• _Exercise goal_
Your answer must be the full listing, reproduced word for word.

※ ※ ※

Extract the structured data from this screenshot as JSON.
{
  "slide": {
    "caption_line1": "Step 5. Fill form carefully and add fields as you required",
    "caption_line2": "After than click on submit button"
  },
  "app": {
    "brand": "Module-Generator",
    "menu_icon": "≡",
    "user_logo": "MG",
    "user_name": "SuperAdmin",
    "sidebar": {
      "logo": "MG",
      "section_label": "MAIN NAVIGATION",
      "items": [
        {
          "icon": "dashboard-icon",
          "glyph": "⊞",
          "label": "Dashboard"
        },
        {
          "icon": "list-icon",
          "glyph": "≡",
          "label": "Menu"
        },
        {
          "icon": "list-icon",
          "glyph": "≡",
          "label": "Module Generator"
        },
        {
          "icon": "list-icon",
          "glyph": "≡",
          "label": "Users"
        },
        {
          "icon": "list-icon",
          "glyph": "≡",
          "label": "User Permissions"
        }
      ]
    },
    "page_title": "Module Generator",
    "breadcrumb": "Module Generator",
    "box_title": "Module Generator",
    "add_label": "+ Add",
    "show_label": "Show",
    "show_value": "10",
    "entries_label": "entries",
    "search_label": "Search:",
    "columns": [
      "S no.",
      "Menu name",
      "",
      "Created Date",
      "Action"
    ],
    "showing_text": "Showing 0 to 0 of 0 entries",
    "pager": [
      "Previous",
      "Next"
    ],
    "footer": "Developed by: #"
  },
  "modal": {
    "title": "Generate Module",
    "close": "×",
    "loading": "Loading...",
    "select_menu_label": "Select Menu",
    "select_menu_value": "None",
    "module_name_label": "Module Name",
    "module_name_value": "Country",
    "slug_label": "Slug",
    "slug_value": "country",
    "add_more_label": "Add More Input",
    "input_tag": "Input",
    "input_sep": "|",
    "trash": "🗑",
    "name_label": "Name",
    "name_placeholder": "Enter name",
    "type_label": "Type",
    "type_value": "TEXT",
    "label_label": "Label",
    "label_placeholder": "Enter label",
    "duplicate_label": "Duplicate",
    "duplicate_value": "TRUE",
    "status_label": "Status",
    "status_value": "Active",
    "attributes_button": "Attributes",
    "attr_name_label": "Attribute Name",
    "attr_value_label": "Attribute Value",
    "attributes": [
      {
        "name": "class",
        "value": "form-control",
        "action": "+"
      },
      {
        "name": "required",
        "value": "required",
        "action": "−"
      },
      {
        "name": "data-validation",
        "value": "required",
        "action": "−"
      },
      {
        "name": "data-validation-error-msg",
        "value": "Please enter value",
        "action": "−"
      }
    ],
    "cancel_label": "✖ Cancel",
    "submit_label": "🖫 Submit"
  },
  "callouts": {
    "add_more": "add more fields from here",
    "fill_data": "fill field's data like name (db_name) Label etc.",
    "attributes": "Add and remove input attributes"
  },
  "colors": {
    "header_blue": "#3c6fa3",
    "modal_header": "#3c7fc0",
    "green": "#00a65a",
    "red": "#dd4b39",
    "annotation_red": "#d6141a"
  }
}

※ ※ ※

• _Task answer_
Extract the structured data from this screenshot as JSON.
{
  "slide": {
    "caption_line1": "Step 5. Fill form carefully and add fields as you required",
    "caption_line2": "After than click on submit button"
  },
  "app": {
    "brand": "Module-Generator",
    "menu_icon": "≡",
    "user_logo": "MG",
    "user_name": "SuperAdmin",
    "sidebar": {
      "logo": "MG",
      "section_label": "MAIN NAVIGATION",
      "items": [
        {
          "icon": "dashboard-icon",
          "glyph": "⊞",
          "label": "Dashboard"
        },
        {
          "icon": "list-icon",
          "glyph": "≡",
          "label": "Menu"
        },
        {
          "icon": "list-icon",
          "glyph": "≡",
          "label": "Module Generator"
        },
        {
          "icon": "list-icon",
          "glyph": "≡",
          "label": "Users"
        },
        {
          "icon": "list-icon",
          "glyph": "≡",
          "label": "User Permissions"
        }
      ]
    },
    "page_title": "Module Generator",
    "breadcrumb": "Module Generator",
    "box_title": "Module Generator",
    "add_label": "+ Add",
    "show_label": "Show",
    "show_value": "10",
    "entries_label": "entries",
    "search_label": "Search:",
    "columns": [
      "S no.",
      "Menu name",
      "",
      "Created Date",
      "Action"
    ],
    "showing_text": "Showing 0 to 0 of 0 entries",
    "pager": [
      "Previous",
      "Next"
    ],
    "footer": "Developed by: #"
  },
  "modal": {
    "title": "Generate Module",
    "close": "×",
    "loading": "Loading...",
    "select_menu_label": "Select Menu",
    "select_menu_value": "None",
    "module_name_label": "Module Name",
    "module_name_value": "Country",
    "slug_label": "Slug",
    "slug_value": "country",
    "add_more_label": "Add More Input",
    "input_tag": "Input",
    "input_sep": "|",
    "trash": "🗑",
    "name_label": "Name",
    "name_placeholder": "Enter name",
    "type_label": "Type",
    "type_value": "TEXT",
    "label_label": "Label",
    "label_placeholder": "Enter label",
    "duplicate_label": "Duplicate",
    "duplicate_value": "TRUE",
    "status_label": "Status",
    "status_value": "Active",
    "attributes_button": "Attributes",
    "attr_name_label": "Attribute Name",
    "attr_value_label": "Attribute Value",
    "attributes": [
      {
        "name": "class",
        "value": "form-control",
        "action": "+"
      },
      {
        "name": "required",
        "value": "required",
        "action": "−"
      },
      {
        "name": "data-validation",
        "value": "required",
        "action": "−"
      },
      {
        "name": "data-validation-error-msg",
        "value": "Please enter value",
        "action": "−"
      }
    ],
    "cancel_label": "✖ Cancel",
    "submit_label": "🖫 Submit"
  },
  "callouts": {
    "add_more": "add more fields from here",
    "fill_data": "fill field's data like name (db_name) Label etc.",
    "attributes": "Add and remove input attributes"
  },
  "colors": {
    "header_blue": "#3c6fa3",
    "modal_header": "#3c7fc0",
    "green": "#00a65a",
    "red": "#dd4b39",
    "annotation_red": "#d6141a"
  }
}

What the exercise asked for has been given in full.